Melissa is an active young lady–attending college, traveling, and participating in a dedicated theater life. However, last year, she began experiencing alarming symptoms that caused serious health issues.
Doctors said her autonomic (involuntary) nervous system was being affected, specifically her blood flow regulation. She was diagnosed with postural orthostatic tachycardia syndrome (POTS). This means that Melissa’s blood pressure will suddenly drop after she changes position, such as sitting to standing. She feels waves of intense fatigue and if she moves too quickly or overexerts herself, she can pass out. She has episodes where she is debilitatingly dizzy or unable to control her coordination, and this forced her to take a break from college. Learning to navigate life with a lot of new risks, Melissa was determined to regain as much independence as possible. She returned home after living abroad and found Can Do Canines. She chose to apply for the chance at living a more fulfilling and independent life.

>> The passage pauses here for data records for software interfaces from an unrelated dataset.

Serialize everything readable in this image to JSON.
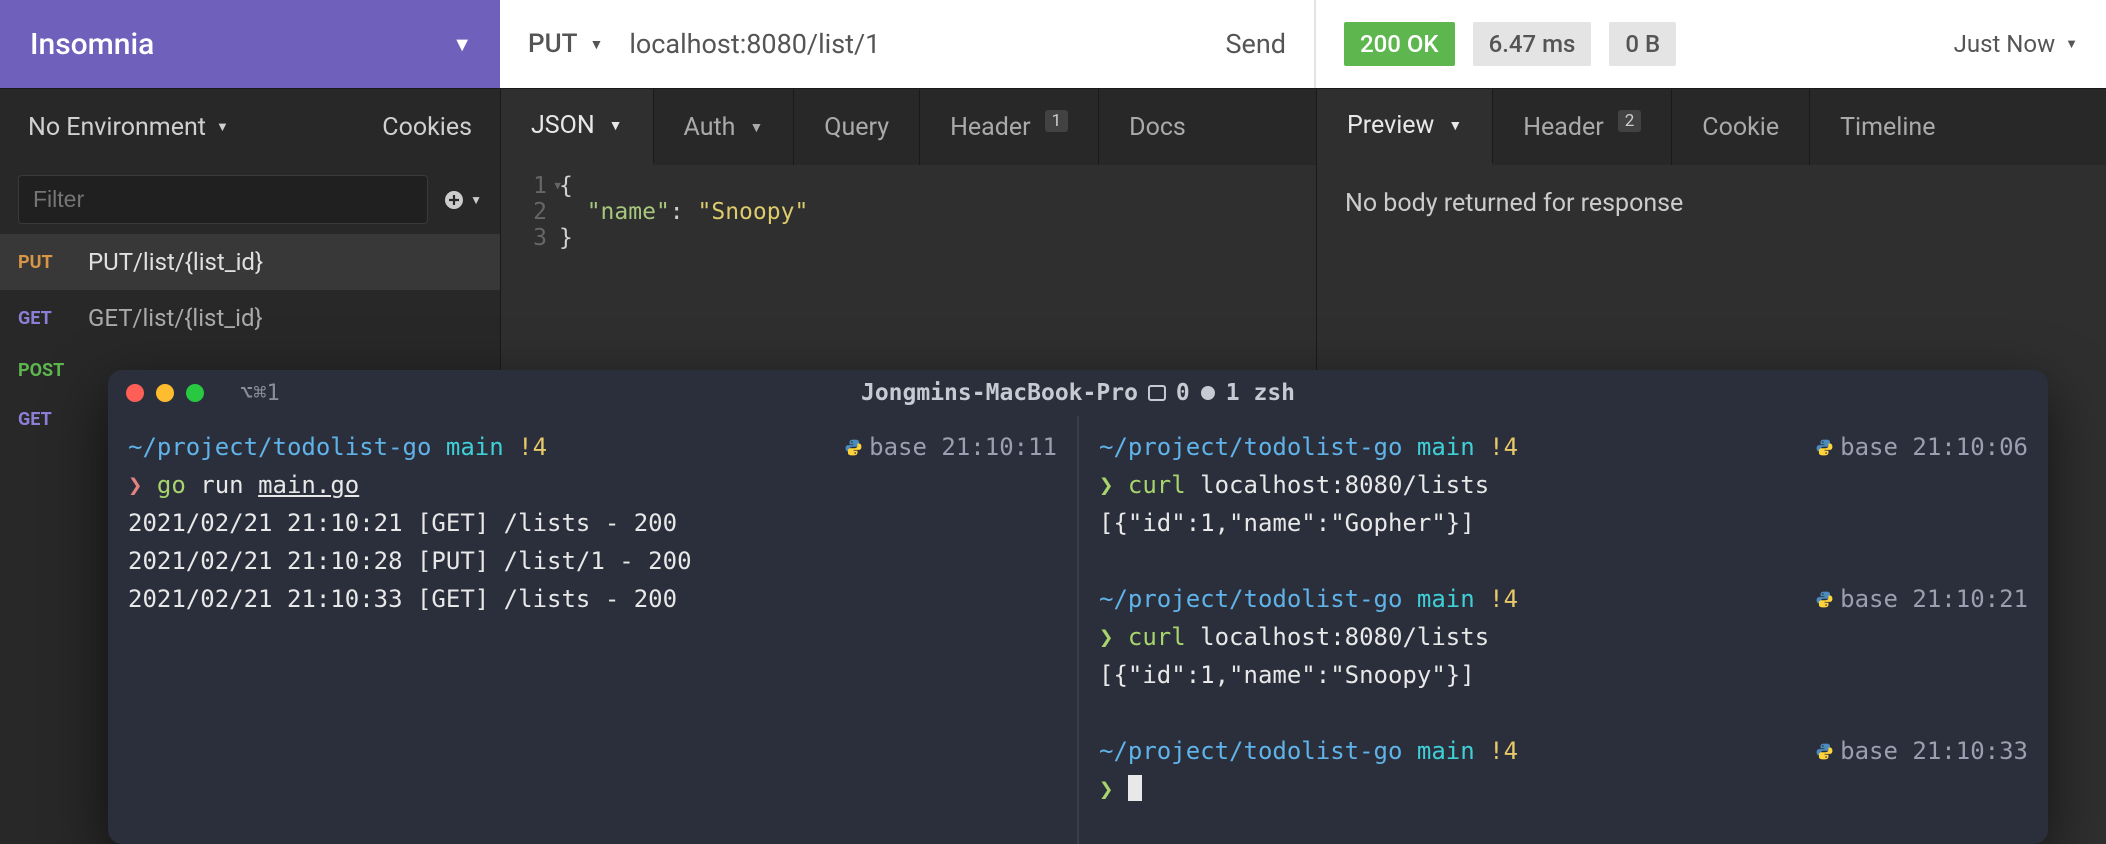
{
  "workspace": {
    "name": "Insomnia"
  },
  "request": {
    "method": "PUT",
    "url": "localhost:8080/list/1",
    "send_label": "Send"
  },
  "response": {
    "status": "200 OK",
    "time": "6.47 ms",
    "size": "0 B",
    "when": "Just Now",
    "body_msg": "No body returned for response"
  },
  "sidebar": {
    "env_label": "No Environment",
    "cookies_label": "Cookies",
    "filter_placeholder": "Filter",
    "items": [
      {
        "method": "PUT",
        "cls": "m-put",
        "name": "PUT/list/{list_id}",
        "active": true
      },
      {
        "method": "GET",
        "cls": "m-get",
        "name": "GET/list/{list_id}",
        "active": false
      },
      {
        "method": "POST",
        "cls": "m-post",
        "name": "",
        "active": false
      },
      {
        "method": "GET",
        "cls": "m-get",
        "name": "",
        "active": false
      }
    ]
  },
  "req_tabs": {
    "body": "JSON",
    "auth": "Auth",
    "query": "Query",
    "header": "Header",
    "header_badge": "1",
    "docs": "Docs"
  },
  "resp_tabs": {
    "preview": "Preview",
    "header": "Header",
    "header_badge": "2",
    "cookie": "Cookie",
    "timeline": "Timeline"
  },
  "editor": {
    "lines": [
      {
        "n": "1",
        "html": "<span class='tok-punc'>{</span>",
        "fold": true
      },
      {
        "n": "2",
        "html": "  <span class='tok-key'>\"name\"</span><span class='tok-punc'>:</span> <span class='tok-str'>\"Snoopy\"</span>"
      },
      {
        "n": "3",
        "html": "<span class='tok-punc'>}</span>"
      }
    ]
  },
  "terminal": {
    "hint": "⌥⌘1",
    "title_host": "Jongmins-MacBook-Pro",
    "title_pane0": "0",
    "title_pane1": "1 zsh",
    "left": {
      "prompt_path": "~/project/todolist-go",
      "branch": "main",
      "dirty": "!4",
      "env": "base",
      "time": "21:10:11",
      "cmd_prefix": "go",
      "cmd_rest": "run",
      "cmd_file": "main.go",
      "logs": [
        "2021/02/21 21:10:21 [GET] /lists - 200",
        "2021/02/21 21:10:28 [PUT] /list/1 - 200",
        "2021/02/21 21:10:33 [GET] /lists - 200"
      ]
    },
    "right": {
      "blocks": [
        {
          "path": "~/project/todolist-go",
          "branch": "main",
          "dirty": "!4",
          "env": "base",
          "time": "21:10:06",
          "cmd_prefix": "curl",
          "cmd_rest": "localhost:8080/lists",
          "output": "[{\"id\":1,\"name\":\"Gopher\"}]"
        },
        {
          "path": "~/project/todolist-go",
          "branch": "main",
          "dirty": "!4",
          "env": "base",
          "time": "21:10:21",
          "cmd_prefix": "curl",
          "cmd_rest": "localhost:8080/lists",
          "output": "[{\"id\":1,\"name\":\"Snoopy\"}]"
        },
        {
          "path": "~/project/todolist-go",
          "branch": "main",
          "dirty": "!4",
          "env": "base",
          "time": "21:10:33",
          "cmd_prefix": "",
          "cmd_rest": "",
          "output": ""
        }
      ]
    }
  }
}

Crush’s New Job
Melissa was paired with Crush, a three-year-old Yellow Labrador Retriever that was always meant to do amazing things. Originally, Crush was originally part of Can Do Canines breeding program and sired litters of potential future assistance dogs. His exceptional temperament led trainers to expand his training. This decision paved the path that would lead him to Melissa. Now, Crush is able to help keep Melissa safe. Crush aids her by retrieving things from lower locations, since if she lowers her head too far, or changes positions too fast she can pass out. He also tugs open doors and helps Melissa remove her socks. Crush can help regulate and reduce the effects of Melissa’s blood pressure changes by providing pressure therapy by laying across her legs while she’s on the floor. He will stand still while she props her legs up on top of him, returning blood flow to where it should be. His statuesque position additionally acts as a brace for her to slowly and carefully get up from the floor when needed.
Melissa also lives with chronic spontaneous hives or swelling; an attack causes her to start itching without realizing the oncoming danger of further tissue swelling. Crush is trained to nudge her when she starts scratching, this draws attention to the allergic reaction and she can treat the issue with medication. She had her most serious attack yet while after taking him home, but he was able to alert her to the need for intervention; without that alert, her airway likely would have closed.

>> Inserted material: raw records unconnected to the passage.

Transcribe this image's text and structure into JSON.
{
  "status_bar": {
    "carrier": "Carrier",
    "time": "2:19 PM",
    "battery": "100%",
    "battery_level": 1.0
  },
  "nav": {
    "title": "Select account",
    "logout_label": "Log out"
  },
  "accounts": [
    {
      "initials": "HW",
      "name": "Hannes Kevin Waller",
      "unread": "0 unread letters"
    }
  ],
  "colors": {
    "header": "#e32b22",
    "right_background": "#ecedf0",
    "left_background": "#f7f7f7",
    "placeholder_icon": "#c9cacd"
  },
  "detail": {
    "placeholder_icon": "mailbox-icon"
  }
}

Melissa is so grateful for all that he does for her. “I have a lot more hope now,” Melissa says of the potential for living on her own and going to grad school.

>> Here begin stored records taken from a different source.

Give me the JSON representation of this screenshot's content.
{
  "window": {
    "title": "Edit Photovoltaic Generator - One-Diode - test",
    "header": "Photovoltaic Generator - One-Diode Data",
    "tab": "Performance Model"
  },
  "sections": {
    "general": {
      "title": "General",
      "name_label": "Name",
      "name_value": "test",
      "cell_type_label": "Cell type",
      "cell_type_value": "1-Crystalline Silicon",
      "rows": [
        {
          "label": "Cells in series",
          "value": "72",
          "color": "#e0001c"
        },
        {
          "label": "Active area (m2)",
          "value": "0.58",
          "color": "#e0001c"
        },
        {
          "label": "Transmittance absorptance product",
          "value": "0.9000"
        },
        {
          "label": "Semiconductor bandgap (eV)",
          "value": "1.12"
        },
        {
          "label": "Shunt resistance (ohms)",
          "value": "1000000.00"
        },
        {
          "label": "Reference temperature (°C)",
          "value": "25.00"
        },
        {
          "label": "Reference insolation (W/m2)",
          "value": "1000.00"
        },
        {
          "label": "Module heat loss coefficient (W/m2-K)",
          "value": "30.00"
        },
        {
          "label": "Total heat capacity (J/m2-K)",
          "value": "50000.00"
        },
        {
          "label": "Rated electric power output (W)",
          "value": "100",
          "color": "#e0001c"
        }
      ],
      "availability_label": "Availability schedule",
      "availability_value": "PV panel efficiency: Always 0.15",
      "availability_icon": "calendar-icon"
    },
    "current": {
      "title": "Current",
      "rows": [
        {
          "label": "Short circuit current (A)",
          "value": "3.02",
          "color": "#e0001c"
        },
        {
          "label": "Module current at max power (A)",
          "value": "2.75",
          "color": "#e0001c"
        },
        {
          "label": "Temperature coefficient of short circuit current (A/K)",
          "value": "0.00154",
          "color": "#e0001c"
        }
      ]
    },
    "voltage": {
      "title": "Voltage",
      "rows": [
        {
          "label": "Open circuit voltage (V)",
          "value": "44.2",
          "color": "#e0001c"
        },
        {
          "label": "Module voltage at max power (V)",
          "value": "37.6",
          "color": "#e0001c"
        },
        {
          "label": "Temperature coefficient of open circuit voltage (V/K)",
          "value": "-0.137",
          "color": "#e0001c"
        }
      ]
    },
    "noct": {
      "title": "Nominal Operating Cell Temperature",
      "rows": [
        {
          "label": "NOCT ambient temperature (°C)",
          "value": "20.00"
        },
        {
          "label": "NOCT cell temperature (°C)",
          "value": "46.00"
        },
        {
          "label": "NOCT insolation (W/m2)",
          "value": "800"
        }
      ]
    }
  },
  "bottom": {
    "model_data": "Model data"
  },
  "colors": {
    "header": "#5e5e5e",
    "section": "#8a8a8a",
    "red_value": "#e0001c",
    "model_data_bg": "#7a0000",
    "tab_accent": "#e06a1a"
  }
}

Looking Towards a Brighter Future
“It’s been the best experience I’ve ever had, it feels like everything has completely changed. I’m more relaxed all the time. I’m not alone and he knows what to do to help,” Melissa says on the placement and her new partnership. She also expresses her appreciation for the program, which places dogs at no cost, because it would not have been possible to cover the cost of an assistance dog, her school tuition, and medical bills. Melissa is very grateful for everyone who made Crush the wonder pup he is. She says, “Crush is the most amazing thing in my life… I really do feel like I’ve gotten part of my life back.”
You can help more people living with disabilities by donating today at Can-Do-Canines.org/donate.
Special Thanks to
Puppy Raiser: FCI-Sandstone
Whelping Home: Dana and Pete Kittok
Great Start Home: Joe Chan
Special Thanks: Ciara Nervick, The Mach Family, Sue Edgar, the U of MN FETCH Program